===== TASK MATERIAL

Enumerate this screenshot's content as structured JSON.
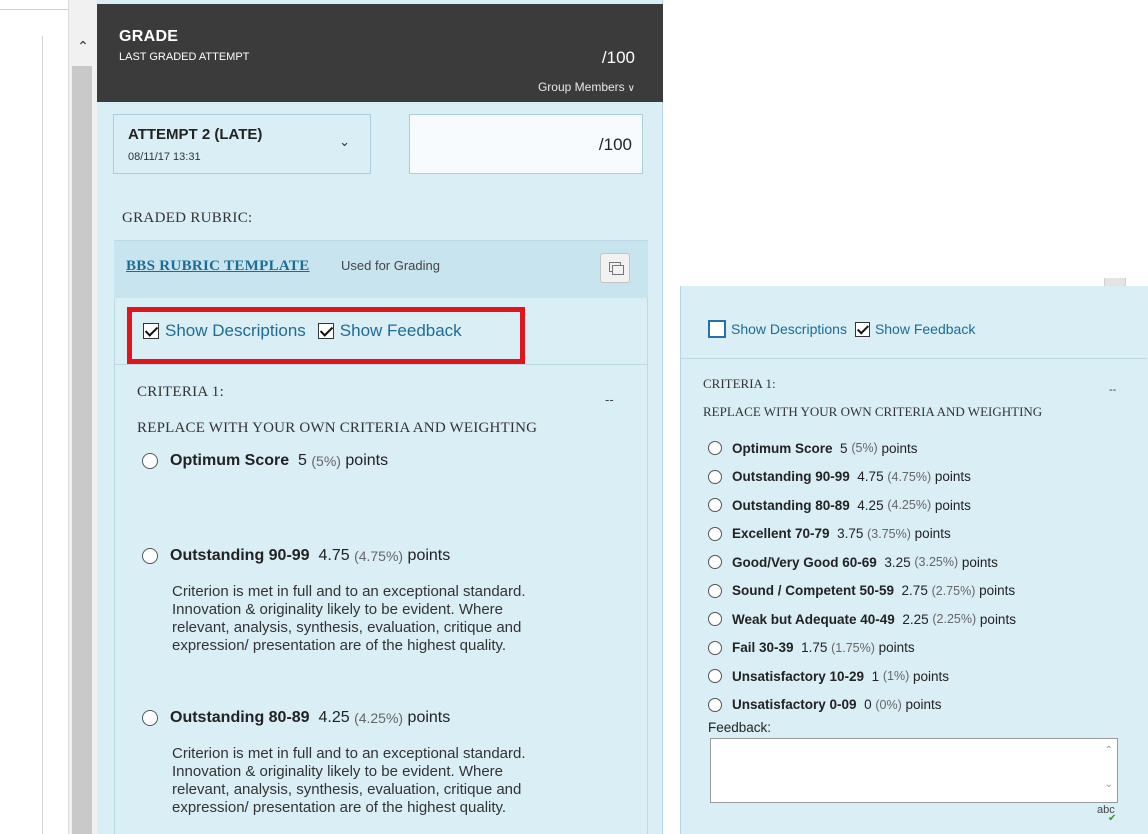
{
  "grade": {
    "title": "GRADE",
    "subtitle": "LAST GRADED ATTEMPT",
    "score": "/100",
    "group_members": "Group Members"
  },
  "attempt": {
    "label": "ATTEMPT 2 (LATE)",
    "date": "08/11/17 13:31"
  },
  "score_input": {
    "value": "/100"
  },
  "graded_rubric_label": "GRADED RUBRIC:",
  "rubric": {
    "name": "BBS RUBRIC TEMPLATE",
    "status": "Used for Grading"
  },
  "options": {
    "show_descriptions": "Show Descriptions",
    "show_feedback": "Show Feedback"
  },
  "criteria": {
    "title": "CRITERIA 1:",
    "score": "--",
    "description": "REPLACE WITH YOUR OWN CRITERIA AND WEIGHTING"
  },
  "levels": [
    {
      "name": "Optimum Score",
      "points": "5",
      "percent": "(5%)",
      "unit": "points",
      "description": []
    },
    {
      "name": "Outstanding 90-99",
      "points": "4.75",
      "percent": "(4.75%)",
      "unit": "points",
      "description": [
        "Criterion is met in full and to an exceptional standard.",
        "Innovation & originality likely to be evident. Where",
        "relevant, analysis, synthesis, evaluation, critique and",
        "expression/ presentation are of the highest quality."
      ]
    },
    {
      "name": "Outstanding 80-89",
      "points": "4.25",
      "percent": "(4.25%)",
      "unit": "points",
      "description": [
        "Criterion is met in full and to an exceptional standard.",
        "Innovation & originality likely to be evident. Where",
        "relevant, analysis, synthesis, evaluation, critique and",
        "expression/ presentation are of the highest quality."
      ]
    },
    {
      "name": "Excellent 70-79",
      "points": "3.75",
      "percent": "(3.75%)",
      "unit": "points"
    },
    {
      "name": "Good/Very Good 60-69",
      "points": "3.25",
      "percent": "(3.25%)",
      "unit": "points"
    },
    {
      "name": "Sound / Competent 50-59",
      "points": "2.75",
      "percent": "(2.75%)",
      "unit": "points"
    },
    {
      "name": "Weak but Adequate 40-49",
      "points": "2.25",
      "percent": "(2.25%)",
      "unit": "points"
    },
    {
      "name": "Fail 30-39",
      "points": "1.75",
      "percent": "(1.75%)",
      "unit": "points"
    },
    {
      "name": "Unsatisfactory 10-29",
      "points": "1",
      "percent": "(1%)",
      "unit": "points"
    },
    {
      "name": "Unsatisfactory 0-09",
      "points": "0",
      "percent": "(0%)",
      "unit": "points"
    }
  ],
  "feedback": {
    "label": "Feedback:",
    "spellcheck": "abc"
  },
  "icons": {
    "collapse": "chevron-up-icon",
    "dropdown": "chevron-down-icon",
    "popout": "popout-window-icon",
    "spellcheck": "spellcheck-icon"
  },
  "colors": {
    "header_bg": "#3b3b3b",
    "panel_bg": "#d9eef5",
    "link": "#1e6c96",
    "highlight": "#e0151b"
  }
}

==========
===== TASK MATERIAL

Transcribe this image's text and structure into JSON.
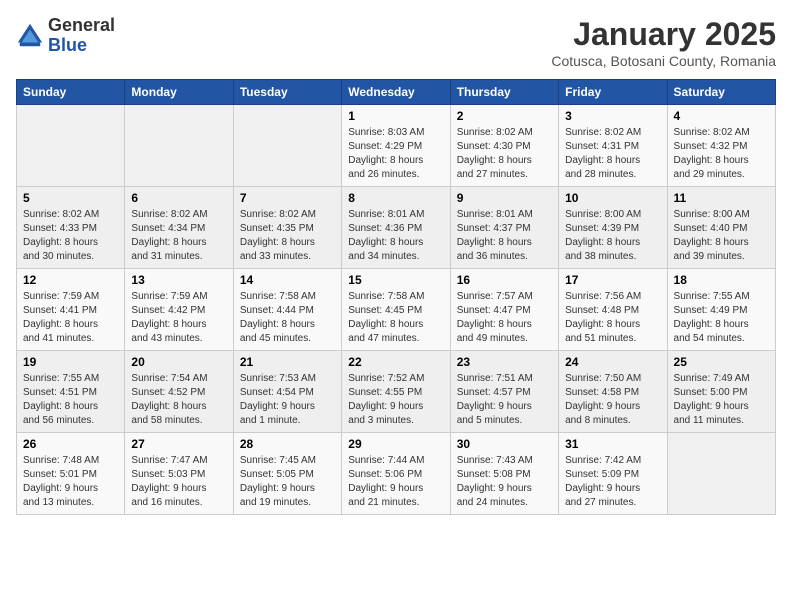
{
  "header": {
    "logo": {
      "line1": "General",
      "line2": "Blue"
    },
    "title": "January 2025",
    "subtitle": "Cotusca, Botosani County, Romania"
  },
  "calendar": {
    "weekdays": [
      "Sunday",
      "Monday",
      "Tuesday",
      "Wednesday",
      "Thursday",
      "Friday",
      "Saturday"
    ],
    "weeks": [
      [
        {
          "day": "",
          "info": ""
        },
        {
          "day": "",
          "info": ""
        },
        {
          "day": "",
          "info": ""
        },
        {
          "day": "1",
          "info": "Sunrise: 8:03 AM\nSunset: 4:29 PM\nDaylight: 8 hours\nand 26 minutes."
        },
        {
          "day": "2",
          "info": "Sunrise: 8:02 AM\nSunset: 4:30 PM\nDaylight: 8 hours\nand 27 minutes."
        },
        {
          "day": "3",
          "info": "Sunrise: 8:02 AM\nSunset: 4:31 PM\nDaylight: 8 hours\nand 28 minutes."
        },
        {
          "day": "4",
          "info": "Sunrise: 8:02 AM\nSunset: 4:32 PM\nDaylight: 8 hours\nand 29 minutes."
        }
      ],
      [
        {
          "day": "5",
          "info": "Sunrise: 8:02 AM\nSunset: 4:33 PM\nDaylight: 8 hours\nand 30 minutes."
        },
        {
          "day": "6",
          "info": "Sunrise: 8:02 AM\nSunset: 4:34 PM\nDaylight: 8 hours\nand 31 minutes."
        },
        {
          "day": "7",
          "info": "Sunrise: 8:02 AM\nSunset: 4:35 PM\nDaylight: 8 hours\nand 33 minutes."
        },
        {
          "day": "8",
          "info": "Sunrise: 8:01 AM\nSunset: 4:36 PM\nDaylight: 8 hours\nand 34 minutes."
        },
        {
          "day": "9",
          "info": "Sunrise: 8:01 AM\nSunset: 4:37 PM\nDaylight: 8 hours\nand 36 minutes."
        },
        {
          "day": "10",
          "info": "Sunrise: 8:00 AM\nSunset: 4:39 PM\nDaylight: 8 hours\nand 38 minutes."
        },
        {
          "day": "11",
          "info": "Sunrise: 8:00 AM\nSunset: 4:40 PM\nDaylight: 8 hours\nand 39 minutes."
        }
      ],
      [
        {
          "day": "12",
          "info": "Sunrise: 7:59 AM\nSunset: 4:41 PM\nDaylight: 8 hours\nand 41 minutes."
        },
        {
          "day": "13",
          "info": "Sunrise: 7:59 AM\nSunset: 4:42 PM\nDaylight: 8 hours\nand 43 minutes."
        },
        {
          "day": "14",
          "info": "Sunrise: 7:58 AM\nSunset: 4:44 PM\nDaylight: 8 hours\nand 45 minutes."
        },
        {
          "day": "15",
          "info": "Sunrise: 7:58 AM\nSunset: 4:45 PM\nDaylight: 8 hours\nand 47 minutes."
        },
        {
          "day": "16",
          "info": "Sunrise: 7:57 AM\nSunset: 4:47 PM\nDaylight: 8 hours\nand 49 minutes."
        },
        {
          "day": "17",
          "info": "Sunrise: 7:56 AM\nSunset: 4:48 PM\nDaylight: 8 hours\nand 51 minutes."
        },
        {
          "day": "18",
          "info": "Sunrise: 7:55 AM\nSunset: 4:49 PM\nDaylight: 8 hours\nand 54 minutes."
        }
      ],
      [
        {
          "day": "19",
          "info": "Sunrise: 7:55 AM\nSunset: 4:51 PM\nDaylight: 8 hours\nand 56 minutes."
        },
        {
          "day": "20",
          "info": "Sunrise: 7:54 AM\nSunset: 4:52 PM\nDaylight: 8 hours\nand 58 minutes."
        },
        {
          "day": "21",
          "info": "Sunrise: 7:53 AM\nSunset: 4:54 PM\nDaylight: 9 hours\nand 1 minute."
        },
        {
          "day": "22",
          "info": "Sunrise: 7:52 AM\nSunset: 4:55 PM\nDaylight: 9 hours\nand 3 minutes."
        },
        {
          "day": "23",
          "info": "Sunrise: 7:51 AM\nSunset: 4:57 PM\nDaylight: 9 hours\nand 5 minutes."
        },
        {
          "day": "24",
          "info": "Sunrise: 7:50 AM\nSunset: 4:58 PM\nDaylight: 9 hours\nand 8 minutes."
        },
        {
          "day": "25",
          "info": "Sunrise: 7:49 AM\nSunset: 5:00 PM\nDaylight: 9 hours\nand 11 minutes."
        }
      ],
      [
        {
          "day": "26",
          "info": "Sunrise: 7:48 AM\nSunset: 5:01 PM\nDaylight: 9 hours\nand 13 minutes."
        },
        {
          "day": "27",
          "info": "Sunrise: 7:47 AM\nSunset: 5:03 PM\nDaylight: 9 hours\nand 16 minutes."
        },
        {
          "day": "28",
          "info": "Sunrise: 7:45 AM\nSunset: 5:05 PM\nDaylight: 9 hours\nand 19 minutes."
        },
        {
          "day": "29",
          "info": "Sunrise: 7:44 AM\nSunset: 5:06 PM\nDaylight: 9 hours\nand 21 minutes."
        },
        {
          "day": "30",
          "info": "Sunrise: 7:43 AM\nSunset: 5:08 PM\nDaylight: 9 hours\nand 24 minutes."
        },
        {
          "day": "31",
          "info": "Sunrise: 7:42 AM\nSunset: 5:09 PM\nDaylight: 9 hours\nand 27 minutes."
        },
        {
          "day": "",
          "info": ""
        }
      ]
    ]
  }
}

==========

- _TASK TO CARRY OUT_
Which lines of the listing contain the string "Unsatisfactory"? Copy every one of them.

- _PROBLEM SOLUTION_
      "name": "Unsatisfactory 10-29",
      "name": "Unsatisfactory 0-09",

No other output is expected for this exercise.